X-Men 2 (2003)
X-Men: The Last Stand (2006)
X-Men: First Class (2011)
X-Men: Days of Future Past (2014)
X-Men: Apocalypse (2016)
CAST: Hugh Jackman, Patrick Stewart, Dafne Keen
PRODUCER: Simon Kinberg, Hutch Parker, Lauren Shuler
DIRECTOR: James Mangold
SCRIPT: Scott Frank, James Mangold, Michael Green
CINEMATOGRAPHER: John Mathieson
EDITOR: Michael McCusker, Kirk Westervelt
MUSIC: Marco Beltrami
PRODUCTION DESIGN: Francois Audouy

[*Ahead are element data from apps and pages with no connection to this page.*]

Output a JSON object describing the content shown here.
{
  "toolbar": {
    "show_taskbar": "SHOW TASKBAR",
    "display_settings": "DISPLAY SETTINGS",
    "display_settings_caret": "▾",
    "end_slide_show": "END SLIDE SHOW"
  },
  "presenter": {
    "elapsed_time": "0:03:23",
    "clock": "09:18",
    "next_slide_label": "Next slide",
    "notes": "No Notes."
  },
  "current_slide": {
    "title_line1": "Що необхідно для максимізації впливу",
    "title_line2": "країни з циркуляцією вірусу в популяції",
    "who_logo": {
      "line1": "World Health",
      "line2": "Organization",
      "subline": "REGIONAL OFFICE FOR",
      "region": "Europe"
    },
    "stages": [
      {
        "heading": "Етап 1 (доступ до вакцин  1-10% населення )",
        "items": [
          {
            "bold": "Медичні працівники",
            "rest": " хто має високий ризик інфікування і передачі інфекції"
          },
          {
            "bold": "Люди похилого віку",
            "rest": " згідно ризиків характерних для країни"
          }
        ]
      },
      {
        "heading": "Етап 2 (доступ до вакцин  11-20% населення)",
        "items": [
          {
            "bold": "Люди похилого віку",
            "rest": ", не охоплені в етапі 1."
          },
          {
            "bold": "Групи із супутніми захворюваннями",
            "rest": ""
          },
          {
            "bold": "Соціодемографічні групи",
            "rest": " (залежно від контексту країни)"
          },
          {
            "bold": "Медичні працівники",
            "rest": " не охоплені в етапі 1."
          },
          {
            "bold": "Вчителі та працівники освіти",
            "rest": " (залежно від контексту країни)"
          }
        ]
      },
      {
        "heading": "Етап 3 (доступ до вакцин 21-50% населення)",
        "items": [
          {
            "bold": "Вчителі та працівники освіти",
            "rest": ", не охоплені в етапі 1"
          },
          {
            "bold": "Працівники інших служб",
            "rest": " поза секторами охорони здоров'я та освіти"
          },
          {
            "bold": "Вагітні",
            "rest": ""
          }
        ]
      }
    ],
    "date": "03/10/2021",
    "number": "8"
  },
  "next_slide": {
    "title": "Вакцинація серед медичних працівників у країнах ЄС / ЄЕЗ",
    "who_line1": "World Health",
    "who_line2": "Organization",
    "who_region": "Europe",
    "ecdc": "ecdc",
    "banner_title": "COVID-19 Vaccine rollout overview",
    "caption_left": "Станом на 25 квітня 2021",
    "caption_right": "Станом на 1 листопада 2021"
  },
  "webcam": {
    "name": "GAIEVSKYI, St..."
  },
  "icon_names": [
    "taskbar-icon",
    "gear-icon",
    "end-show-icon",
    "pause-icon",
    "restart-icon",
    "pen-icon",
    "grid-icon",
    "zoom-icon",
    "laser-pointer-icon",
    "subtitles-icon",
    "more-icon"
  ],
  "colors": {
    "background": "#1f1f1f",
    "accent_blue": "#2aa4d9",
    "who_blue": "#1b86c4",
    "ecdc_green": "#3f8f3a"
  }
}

RUNNING TIME: 137 minutes
AUSTRALIAN DISTRIBUTOR: 20th Century Fox
AUSTRALIAN RELEASE: March 2, 2017